Sometimes, our customers want to buy a team for a set period of time (maybe to add to an existing development team to work faster through an existing backlog of work). In this case, we identify the team structure including roles and hours/week from each role. We multiply that by an hourly rate and calendar time, and we’re able to come up with a total cost for the engagement.
There are times when a client really wants to work with us, but they only have a certain amount of budget to spend. This can happen for customers whose projects have moved from a capital to an operational expenditure, where we work with them year-over-year to enhance software that was previously built.
It can also happen for new customers with a very constrained budget (for example, $150,000 is generally an absolute, bare-bones, minimum amount for a working, production, B2B or B2C web app) who really want to work with us and are willing to make some initial compromises in order to get a project up and running. In this case, we use the budget as a constraint and do additional homework to validate (for example, a bottom-up analysis). As long as there’s not a completely unfeasible gap between goals and reality, we work carefully and creatively with the customer to structure the engagement deliverable targets and the team’s priorities so that we can meet the client’s goals.
At Atomic, we view budgeting as an art and a science.
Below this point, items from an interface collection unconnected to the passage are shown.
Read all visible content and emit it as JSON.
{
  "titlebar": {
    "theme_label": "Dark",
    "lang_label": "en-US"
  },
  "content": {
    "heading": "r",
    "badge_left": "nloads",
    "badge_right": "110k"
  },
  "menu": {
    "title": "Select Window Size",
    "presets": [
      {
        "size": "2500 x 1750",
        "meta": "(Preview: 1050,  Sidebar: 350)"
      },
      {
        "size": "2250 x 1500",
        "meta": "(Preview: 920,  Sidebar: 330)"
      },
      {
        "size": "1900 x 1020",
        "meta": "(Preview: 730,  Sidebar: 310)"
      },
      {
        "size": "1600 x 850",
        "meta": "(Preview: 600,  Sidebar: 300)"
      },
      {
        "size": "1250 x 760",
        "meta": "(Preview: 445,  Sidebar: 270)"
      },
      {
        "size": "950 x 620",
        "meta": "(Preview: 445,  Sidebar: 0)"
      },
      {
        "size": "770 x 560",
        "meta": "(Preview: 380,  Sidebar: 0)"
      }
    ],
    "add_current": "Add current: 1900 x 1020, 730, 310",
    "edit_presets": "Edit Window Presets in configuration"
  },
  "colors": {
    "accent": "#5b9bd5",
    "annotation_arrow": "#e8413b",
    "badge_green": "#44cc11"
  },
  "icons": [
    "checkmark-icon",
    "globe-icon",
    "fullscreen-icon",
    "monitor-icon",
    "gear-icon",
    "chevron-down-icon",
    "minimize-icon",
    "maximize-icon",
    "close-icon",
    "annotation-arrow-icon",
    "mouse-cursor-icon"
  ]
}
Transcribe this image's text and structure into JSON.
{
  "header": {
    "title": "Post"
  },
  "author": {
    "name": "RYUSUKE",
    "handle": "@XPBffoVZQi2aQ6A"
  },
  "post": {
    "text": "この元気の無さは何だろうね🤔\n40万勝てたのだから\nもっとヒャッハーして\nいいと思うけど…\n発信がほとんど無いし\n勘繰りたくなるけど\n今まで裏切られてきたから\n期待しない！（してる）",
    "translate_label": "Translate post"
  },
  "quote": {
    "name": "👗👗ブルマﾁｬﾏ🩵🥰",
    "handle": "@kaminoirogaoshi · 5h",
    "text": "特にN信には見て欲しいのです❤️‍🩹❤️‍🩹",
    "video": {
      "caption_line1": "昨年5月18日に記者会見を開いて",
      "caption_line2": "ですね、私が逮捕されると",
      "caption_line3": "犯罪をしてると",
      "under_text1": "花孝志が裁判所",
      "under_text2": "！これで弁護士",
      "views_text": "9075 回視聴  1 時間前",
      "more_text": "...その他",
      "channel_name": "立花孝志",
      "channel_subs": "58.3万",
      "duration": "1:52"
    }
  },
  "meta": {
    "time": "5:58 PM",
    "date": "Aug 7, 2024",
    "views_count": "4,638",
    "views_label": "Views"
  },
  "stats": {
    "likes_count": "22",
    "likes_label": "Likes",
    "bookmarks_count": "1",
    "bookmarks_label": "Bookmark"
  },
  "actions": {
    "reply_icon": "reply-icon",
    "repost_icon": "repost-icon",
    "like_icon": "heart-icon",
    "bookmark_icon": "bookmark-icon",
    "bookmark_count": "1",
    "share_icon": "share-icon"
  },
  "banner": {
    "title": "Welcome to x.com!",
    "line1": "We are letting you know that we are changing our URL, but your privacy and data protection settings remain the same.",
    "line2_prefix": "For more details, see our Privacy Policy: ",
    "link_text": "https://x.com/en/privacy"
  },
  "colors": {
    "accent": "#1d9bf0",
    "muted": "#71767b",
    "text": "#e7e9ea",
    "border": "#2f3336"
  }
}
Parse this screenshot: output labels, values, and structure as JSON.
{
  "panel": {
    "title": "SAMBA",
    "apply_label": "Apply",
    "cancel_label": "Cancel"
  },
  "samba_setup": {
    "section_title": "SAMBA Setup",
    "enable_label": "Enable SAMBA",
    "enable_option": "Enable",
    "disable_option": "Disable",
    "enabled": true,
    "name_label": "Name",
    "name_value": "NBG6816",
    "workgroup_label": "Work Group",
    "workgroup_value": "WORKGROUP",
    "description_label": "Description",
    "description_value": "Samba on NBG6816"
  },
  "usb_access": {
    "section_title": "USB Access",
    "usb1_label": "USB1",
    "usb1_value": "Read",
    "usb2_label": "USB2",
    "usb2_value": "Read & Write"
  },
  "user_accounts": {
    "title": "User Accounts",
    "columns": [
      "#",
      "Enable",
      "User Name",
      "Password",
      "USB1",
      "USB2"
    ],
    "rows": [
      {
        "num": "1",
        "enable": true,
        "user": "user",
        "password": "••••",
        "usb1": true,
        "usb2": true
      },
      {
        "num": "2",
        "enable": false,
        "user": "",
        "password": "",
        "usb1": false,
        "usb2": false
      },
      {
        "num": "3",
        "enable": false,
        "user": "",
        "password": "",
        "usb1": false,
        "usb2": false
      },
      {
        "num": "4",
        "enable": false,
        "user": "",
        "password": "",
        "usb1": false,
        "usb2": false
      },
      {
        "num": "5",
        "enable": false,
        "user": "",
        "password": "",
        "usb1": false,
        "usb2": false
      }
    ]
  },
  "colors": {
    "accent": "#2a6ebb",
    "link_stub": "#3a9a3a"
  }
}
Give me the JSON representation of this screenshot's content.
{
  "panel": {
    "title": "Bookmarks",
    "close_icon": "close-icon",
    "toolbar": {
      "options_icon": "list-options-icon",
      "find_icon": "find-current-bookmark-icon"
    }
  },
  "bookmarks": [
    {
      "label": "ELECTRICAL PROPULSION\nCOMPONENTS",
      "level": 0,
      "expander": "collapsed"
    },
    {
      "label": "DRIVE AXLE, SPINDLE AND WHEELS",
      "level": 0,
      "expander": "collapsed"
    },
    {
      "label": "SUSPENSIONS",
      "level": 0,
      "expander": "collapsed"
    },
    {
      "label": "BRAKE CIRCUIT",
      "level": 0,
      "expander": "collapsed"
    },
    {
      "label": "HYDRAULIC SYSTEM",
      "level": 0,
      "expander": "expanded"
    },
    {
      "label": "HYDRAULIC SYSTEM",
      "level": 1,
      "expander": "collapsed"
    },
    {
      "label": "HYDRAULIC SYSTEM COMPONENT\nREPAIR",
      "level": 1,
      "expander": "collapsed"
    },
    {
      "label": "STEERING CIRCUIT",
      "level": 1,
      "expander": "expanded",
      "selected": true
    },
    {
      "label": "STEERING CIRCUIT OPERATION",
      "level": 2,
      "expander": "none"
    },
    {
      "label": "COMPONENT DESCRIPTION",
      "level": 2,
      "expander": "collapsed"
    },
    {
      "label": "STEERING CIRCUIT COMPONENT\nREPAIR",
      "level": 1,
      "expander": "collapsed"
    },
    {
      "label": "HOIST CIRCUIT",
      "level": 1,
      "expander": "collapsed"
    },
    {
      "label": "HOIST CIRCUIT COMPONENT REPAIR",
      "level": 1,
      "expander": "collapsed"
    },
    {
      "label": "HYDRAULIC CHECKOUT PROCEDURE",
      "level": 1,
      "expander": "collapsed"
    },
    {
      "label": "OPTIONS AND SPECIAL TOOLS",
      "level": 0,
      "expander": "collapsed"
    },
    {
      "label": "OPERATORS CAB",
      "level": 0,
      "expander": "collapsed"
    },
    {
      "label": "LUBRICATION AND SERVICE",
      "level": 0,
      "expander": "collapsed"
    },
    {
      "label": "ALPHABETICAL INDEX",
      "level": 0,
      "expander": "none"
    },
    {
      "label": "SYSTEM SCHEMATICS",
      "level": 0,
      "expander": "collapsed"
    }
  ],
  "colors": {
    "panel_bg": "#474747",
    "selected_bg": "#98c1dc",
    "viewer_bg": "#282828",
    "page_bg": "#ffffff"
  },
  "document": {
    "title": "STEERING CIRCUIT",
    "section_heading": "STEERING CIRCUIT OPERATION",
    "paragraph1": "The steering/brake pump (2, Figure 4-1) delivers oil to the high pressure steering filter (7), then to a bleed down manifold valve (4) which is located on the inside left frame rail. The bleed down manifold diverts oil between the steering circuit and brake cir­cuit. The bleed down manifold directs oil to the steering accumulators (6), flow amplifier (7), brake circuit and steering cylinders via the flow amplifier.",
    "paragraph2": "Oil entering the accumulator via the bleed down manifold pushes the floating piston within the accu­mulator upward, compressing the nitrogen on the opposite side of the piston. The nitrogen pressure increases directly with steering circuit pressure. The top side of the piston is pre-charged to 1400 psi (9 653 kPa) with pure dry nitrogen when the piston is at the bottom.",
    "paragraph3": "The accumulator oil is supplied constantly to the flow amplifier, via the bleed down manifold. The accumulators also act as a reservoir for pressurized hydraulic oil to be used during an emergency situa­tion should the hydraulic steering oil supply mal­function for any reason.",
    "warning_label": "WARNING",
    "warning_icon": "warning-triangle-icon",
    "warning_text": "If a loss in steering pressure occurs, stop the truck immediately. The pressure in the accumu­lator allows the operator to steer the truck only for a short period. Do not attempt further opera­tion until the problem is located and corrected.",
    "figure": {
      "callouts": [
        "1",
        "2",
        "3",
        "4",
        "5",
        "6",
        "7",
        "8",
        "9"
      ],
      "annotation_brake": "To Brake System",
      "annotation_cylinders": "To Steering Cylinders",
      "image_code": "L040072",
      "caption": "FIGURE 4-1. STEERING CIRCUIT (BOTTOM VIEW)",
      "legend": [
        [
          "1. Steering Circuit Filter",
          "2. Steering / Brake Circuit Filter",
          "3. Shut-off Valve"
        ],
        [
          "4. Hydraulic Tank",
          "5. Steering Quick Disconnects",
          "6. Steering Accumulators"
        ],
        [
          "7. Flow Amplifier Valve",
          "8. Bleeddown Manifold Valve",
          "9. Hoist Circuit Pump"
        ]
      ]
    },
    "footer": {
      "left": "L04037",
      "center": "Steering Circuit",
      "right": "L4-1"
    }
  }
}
We do our best to work cleverly and collaboratively with our customers to correctly capitalize on each project. We’re not out to lowball you, and we’re not out to get the biggest budget possible. In fact, we embrace reasonable constraints because they drive innovation. We’re all about our clients’ success, and that starts even before a contract is signed.